**WHAT YOU SHOULD DO:**
Set down the data below exactly; pictures stay out.

**SUPPLIED DATA:**

--

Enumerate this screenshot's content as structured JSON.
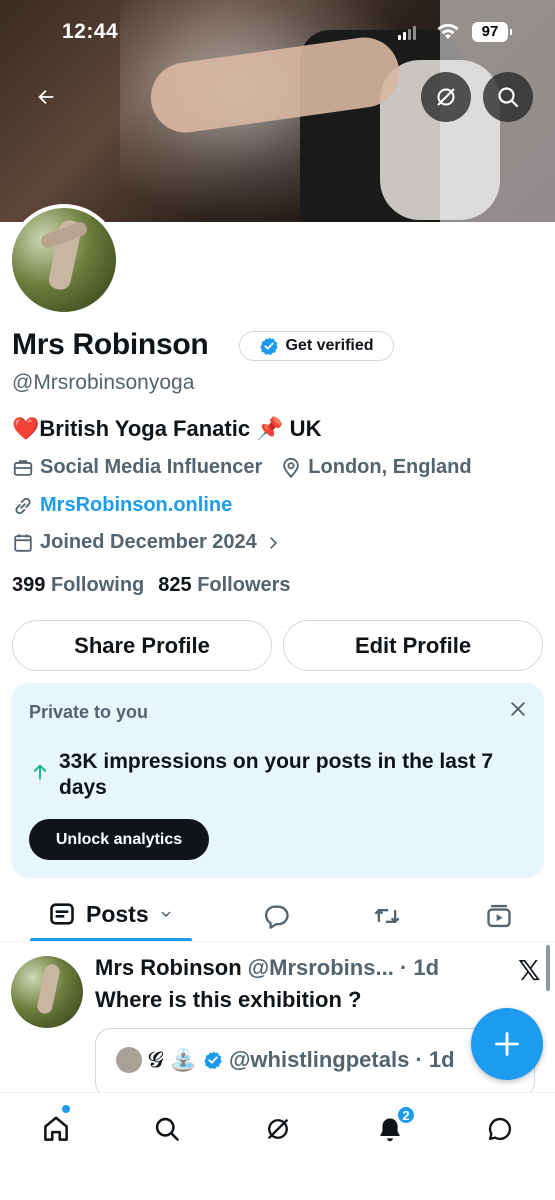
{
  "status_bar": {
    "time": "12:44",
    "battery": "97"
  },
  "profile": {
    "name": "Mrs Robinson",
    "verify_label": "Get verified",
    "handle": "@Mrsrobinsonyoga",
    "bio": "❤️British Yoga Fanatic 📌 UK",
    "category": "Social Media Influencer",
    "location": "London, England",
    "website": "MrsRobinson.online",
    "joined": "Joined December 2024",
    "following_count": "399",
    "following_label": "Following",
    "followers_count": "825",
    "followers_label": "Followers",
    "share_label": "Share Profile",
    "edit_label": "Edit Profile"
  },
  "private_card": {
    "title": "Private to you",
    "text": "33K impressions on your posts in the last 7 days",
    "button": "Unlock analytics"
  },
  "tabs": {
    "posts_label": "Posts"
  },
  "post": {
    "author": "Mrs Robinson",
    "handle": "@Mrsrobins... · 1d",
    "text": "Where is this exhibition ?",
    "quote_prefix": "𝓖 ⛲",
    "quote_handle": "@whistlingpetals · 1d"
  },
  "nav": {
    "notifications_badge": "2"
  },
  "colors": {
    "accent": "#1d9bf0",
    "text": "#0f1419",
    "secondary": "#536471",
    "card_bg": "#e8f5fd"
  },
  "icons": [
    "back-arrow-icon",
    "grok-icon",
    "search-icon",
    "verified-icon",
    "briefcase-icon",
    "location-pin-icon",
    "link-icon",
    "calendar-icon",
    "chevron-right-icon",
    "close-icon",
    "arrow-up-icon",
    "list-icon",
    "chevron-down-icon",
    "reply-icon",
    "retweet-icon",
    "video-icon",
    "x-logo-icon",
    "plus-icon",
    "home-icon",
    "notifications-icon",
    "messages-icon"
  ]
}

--

**RESPONSE AREA:**
Enumerate this screenshot's content as structured JSON.
{
  "status_bar": {
    "time": "12:44",
    "battery": "97"
  },
  "profile": {
    "name": "Mrs Robinson",
    "verify_label": "Get verified",
    "handle": "@Mrsrobinsonyoga",
    "bio": "❤️British Yoga Fanatic 📌 UK",
    "category": "Social Media Influencer",
    "location": "London, England",
    "website": "MrsRobinson.online",
    "joined": "Joined December 2024",
    "following_count": "399",
    "following_label": "Following",
    "followers_count": "825",
    "followers_label": "Followers",
    "share_label": "Share Profile",
    "edit_label": "Edit Profile"
  },
  "private_card": {
    "title": "Private to you",
    "text": "33K impressions on your posts in the last 7 days",
    "button": "Unlock analytics"
  },
  "tabs": {
    "posts_label": "Posts"
  },
  "post": {
    "author": "Mrs Robinson",
    "handle": "@Mrsrobins... · 1d",
    "text": "Where is this exhibition ?",
    "quote_prefix": "𝓖 ⛲",
    "quote_handle": "@whistlingpetals · 1d"
  },
  "nav": {
    "notifications_badge": "2"
  },
  "colors": {
    "accent": "#1d9bf0",
    "text": "#0f1419",
    "secondary": "#536471",
    "card_bg": "#e8f5fd"
  },
  "icons": [
    "back-arrow-icon",
    "grok-icon",
    "search-icon",
    "verified-icon",
    "briefcase-icon",
    "location-pin-icon",
    "link-icon",
    "calendar-icon",
    "chevron-right-icon",
    "close-icon",
    "arrow-up-icon",
    "list-icon",
    "chevron-down-icon",
    "reply-icon",
    "retweet-icon",
    "video-icon",
    "x-logo-icon",
    "plus-icon",
    "home-icon",
    "notifications-icon",
    "messages-icon"
  ]
}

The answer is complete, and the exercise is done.